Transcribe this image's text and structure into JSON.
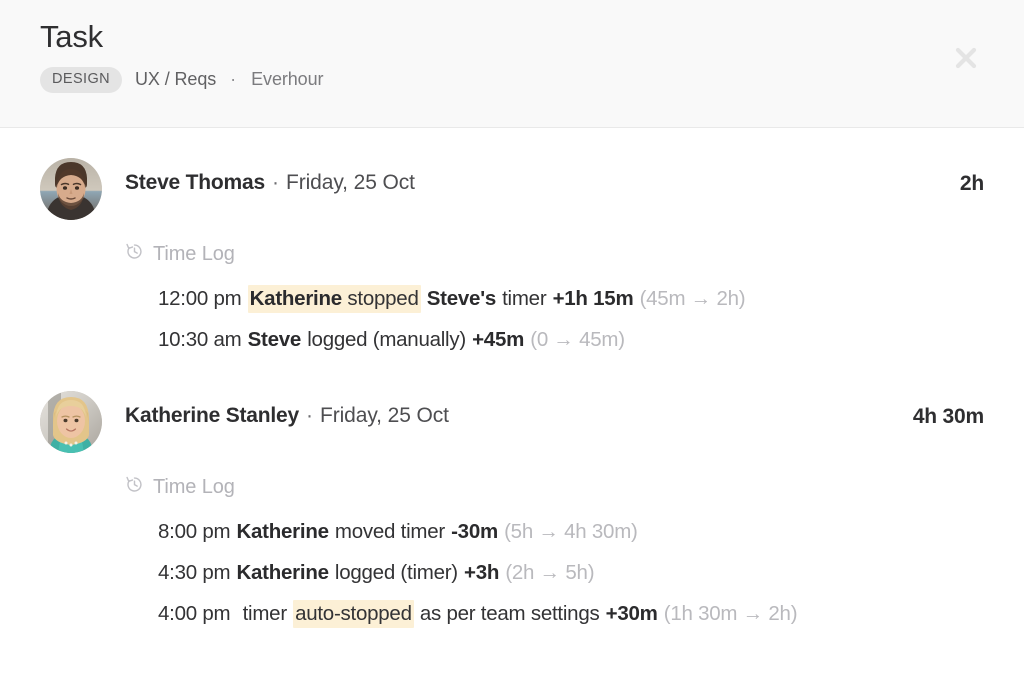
{
  "header": {
    "title": "Task",
    "badge": "DESIGN",
    "breadcrumb_path": "UX / Reqs",
    "breadcrumb_separator": "·",
    "breadcrumb_source": "Everhour",
    "close_icon": "close-icon"
  },
  "entries": [
    {
      "avatar": "avatar-steve-thomas",
      "name": "Steve Thomas",
      "separator": "·",
      "date": "Friday, 25 Oct",
      "total": "2h",
      "section_icon": "history-icon",
      "section_label": "Time Log",
      "logs": [
        {
          "time": "12:00 pm",
          "highlight_bold": "Katherine",
          "highlight_normal": "stopped",
          "actor_bold": "Steve's",
          "action": "timer",
          "delta": "+1h 15m",
          "from": "45m",
          "arrow": "→",
          "to": "2h"
        },
        {
          "time": "10:30 am",
          "actor_bold": "Steve",
          "action": "logged (manually)",
          "delta": "+45m",
          "from": "0",
          "arrow": "→",
          "to": "45m"
        }
      ]
    },
    {
      "avatar": "avatar-katherine-stanley",
      "name": "Katherine Stanley",
      "separator": "·",
      "date": "Friday, 25 Oct",
      "total": "4h 30m",
      "section_icon": "history-icon",
      "section_label": "Time Log",
      "logs": [
        {
          "time": "8:00 pm",
          "actor_bold": "Katherine",
          "action": "moved timer",
          "delta": "-30m",
          "from": "5h",
          "arrow": "→",
          "to": "4h 30m"
        },
        {
          "time": "4:30 pm",
          "actor_bold": "Katherine",
          "action": "logged (timer)",
          "delta": "+3h",
          "from": "2h",
          "arrow": "→",
          "to": "5h"
        },
        {
          "time": "4:00 pm",
          "prefix": "timer",
          "highlight_normal": "auto-stopped",
          "action": "as per team settings",
          "delta": "+30m",
          "from": "1h 30m",
          "arrow": "→",
          "to": "2h"
        }
      ]
    }
  ],
  "colors": {
    "header_bg": "#f9f9f9",
    "body_bg": "#ffffff",
    "badge_bg": "#e4e4e4",
    "highlight": "#fcf0d6",
    "muted_text": "#b9b9bd",
    "primary_text": "#2e2e30"
  }
}
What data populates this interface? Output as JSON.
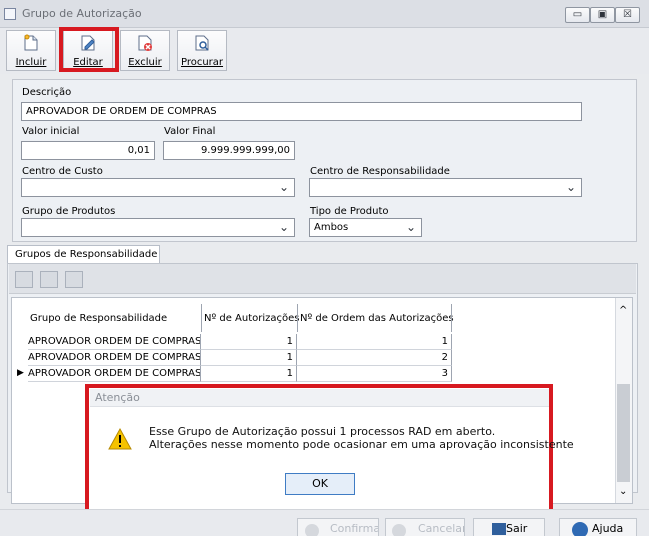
{
  "window": {
    "title": "Grupo de Autorização",
    "buttons": [
      "▭",
      "▣",
      "☒"
    ]
  },
  "toolbar": {
    "items": [
      {
        "label": "Incluir"
      },
      {
        "label": "Editar"
      },
      {
        "label": "Excluir"
      },
      {
        "label": "Procurar"
      }
    ]
  },
  "form": {
    "descricao_label": "Descrição",
    "descricao_value": "APROVADOR DE ORDEM DE COMPRAS",
    "valor_inicial_label": "Valor inicial",
    "valor_inicial_value": "0,01",
    "valor_final_label": "Valor Final",
    "valor_final_value": "9.999.999.999,00",
    "centro_custo_label": "Centro de Custo",
    "centro_custo_value": "",
    "centro_resp_label": "Centro de Responsabilidade",
    "centro_resp_value": "",
    "grupo_produtos_label": "Grupo de Produtos",
    "grupo_produtos_value": "",
    "tipo_produto_label": "Tipo de Produto",
    "tipo_produto_value": "Ambos"
  },
  "tabs": {
    "active": "Grupos de Responsabilidade"
  },
  "grid": {
    "columns": [
      "Grupo de Responsabilidade",
      "Nº de Autorizações",
      "Nº de Ordem das Autorizações"
    ],
    "rows": [
      {
        "grupo": "APROVADOR ORDEM DE COMPRAS",
        "autorizacoes": "1",
        "ordem": "1"
      },
      {
        "grupo": "APROVADOR ORDEM DE COMPRAS",
        "autorizacoes": "1",
        "ordem": "2"
      },
      {
        "grupo": "APROVADOR ORDEM DE COMPRAS",
        "autorizacoes": "1",
        "ordem": "3"
      }
    ],
    "current_row_marker": "▶"
  },
  "dialog": {
    "title": "Atenção",
    "message_line1": "Esse Grupo de Autorização possui 1 processos RAD em aberto.",
    "message_line2": "Alterações nesse momento pode ocasionar em uma aprovação inconsistente",
    "ok_label": "OK"
  },
  "footer": {
    "confirmar_label": "Confirmar",
    "cancelar_label": "Cancelar",
    "sair_label": "Sair",
    "ajuda_label": "Ajuda"
  },
  "colors": {
    "highlight": "#d71920",
    "accent": "#3f7cc4"
  }
}
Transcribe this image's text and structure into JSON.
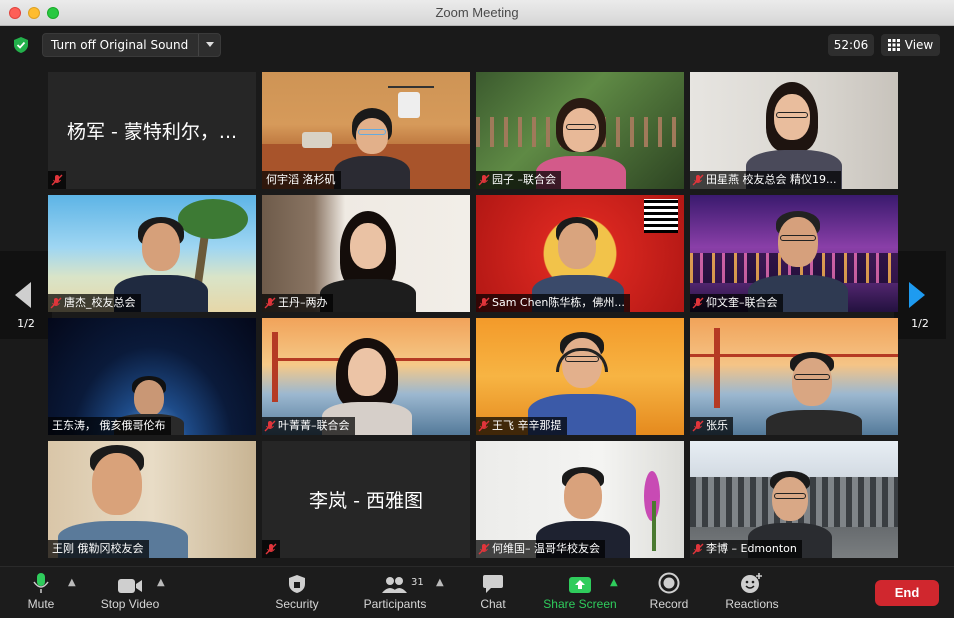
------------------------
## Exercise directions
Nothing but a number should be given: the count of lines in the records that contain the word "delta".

## Answer to the exercise
5